“I have been very open to unions coming to talk, I sponsored an evening to talk, but because I haven’t come to their side, they came to my workplace and said if I didn’t get on board I would be left behind,” revealed Katie Gonyaw of Ascension Childcare, Inc. “They’re telling people if they don’t cooperate with them, they’ll be left behind. They’ve come to other centers, been asked to leave and haven’t left. Some have had to say you have to leave now or I’m calling the police.”
Gonyaw said the American Federation of Teachers is the main push behind the childcare unionization movement. The Vermont arm of the AFT, the United Professions AFT VT, is headed up by Ben Johnson. They are also connected to the national union AFL-CIO. (http://vt.aft.org/)
“They’re the funding source, they’re the ones with the resources so they have, I don’t know how many staff workers in Vermont trying to get this off the ground here,” said a pro-H.97 childcare provider who did not want her name released. “They’re the ones providing the resources to help that happen. They’re putting out the marketing, or organizing, the meetings, all of that.”
Executive Director of AFT-VT Andrew Tripp confirmed that his organization was the main push behind the bill, but said that other unions support them as well. He claimed that childcare providers were “doing most of the pushing”, and that they had called the AFT and asked them to help.
During a press conference held March 15, Tripp remarked about the partnership of childcare providers and the AFT, “There’s a natural affinity, I think, between the higher ed folks and the early educators as well as the nurses and caregivers in this state, so it’s been a pretty natural affinity.”
That affinity is not felt by all providers, however. In fact, some of them feel that the AFT has overstepped its bounds.
“I have felt pressured to join, personally, by the union members who have visited my school, although I have never felt pressured to support unionization in general,” said Siobhan Henry-Hooker, a childcare worker employed in Burlington. “And, just to be clear, I do support unions as an option for workers in all fields. Historically, they have made great strides in workplace safety, etc.
“I welcome the option of a union, but do not want to join, personally, and object to being told I absolutely must become a member.”
Tonya Lachapelle of the Robin’s Nest Children’s Center in Burlington also received multiple visits from members of the AFT, although they haven’t visited her for several months now. “I told them to stop coming.
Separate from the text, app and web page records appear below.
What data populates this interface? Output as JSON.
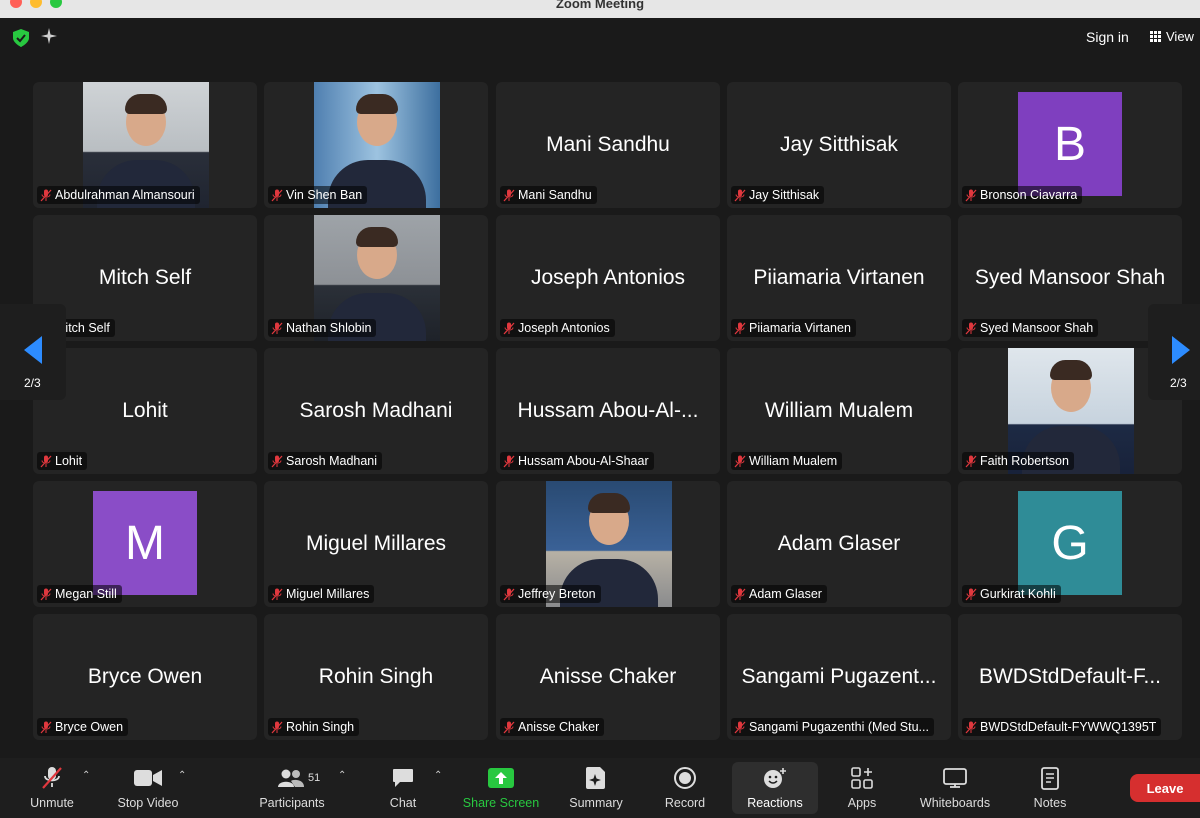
{
  "window": {
    "title": "Zoom Meeting"
  },
  "topbar": {
    "sign_in": "Sign in",
    "view": "View"
  },
  "colors": {
    "avatar_b": "#7f3fbf",
    "avatar_m": "#8a4dc7",
    "avatar_g": "#2f8c97",
    "share_green": "#28c840",
    "leave_red": "#d62f2f"
  },
  "participants": [
    {
      "big": "",
      "label": "Abdulrahman Almansouri",
      "muted": true,
      "kind": "photo"
    },
    {
      "big": "",
      "label": "Vin Shen Ban",
      "muted": true,
      "kind": "photo"
    },
    {
      "big": "Mani Sandhu",
      "label": "Mani Sandhu",
      "muted": true,
      "kind": "name"
    },
    {
      "big": "Jay Sitthisak",
      "label": "Jay Sitthisak",
      "muted": true,
      "kind": "name"
    },
    {
      "big": "B",
      "label": "Bronson Ciavarra",
      "muted": true,
      "kind": "avatar"
    },
    {
      "big": "Mitch Self",
      "label": "Mitch Self",
      "muted": true,
      "kind": "name"
    },
    {
      "big": "",
      "label": "Nathan Shlobin",
      "muted": true,
      "kind": "photo"
    },
    {
      "big": "Joseph Antonios",
      "label": "Joseph Antonios",
      "muted": true,
      "kind": "name"
    },
    {
      "big": "Piiamaria Virtanen",
      "label": "Piiamaria Virtanen",
      "muted": true,
      "kind": "name"
    },
    {
      "big": "Syed Mansoor Shah",
      "label": "Syed Mansoor Shah",
      "muted": true,
      "kind": "name"
    },
    {
      "big": "Lohit",
      "label": "Lohit",
      "muted": true,
      "kind": "name"
    },
    {
      "big": "Sarosh Madhani",
      "label": "Sarosh Madhani",
      "muted": true,
      "kind": "name"
    },
    {
      "big": "Hussam Abou-Al-...",
      "label": "Hussam Abou-Al-Shaar",
      "muted": true,
      "kind": "name"
    },
    {
      "big": "William Mualem",
      "label": "William Mualem",
      "muted": true,
      "kind": "name"
    },
    {
      "big": "",
      "label": "Faith Robertson",
      "muted": true,
      "kind": "photo"
    },
    {
      "big": "M",
      "label": "Megan Still",
      "muted": true,
      "kind": "avatar"
    },
    {
      "big": "Miguel Millares",
      "label": "Miguel Millares",
      "muted": true,
      "kind": "name"
    },
    {
      "big": "",
      "label": "Jeffrey Breton",
      "muted": true,
      "kind": "photo"
    },
    {
      "big": "Adam Glaser",
      "label": "Adam Glaser",
      "muted": true,
      "kind": "name"
    },
    {
      "big": "G",
      "label": "Gurkirat Kohli",
      "muted": true,
      "kind": "avatar"
    },
    {
      "big": "Bryce Owen",
      "label": "Bryce Owen",
      "muted": true,
      "kind": "name"
    },
    {
      "big": "Rohin Singh",
      "label": "Rohin Singh",
      "muted": true,
      "kind": "name"
    },
    {
      "big": "Anisse Chaker",
      "label": "Anisse Chaker",
      "muted": true,
      "kind": "name"
    },
    {
      "big": "Sangami Pugazent...",
      "label": "Sangami Pugazenthi (Med Stu...",
      "muted": true,
      "kind": "name"
    },
    {
      "big": "BWDStdDefault-F...",
      "label": "BWDStdDefault-FYWWQ1395T",
      "muted": true,
      "kind": "name"
    }
  ],
  "pager": {
    "left": "2/3",
    "right": "2/3"
  },
  "toolbar": {
    "unmute": "Unmute",
    "stop_video": "Stop Video",
    "participants": "Participants",
    "participants_count": "51",
    "chat": "Chat",
    "share_screen": "Share Screen",
    "summary": "Summary",
    "record": "Record",
    "reactions": "Reactions",
    "apps": "Apps",
    "whiteboards": "Whiteboards",
    "notes": "Notes",
    "leave": "Leave"
  }
}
They repeatedly came at bad times, and wouldn’t leave when we asked,” she said.
Lachapelle said that she had asked the union members to e-mail her rather than visit. “We’re busy, have a lot of kids we’re trying to attend to. They weren’t responsive to sending e-mails.”
A similar childcare unionization took place in Detroit, Michigan in December 2008. The effects of that law are outlined in this article from the Wall Street Journal. (http://online.wsj.com/article/SB10001424052748703478704574612341241120838.html).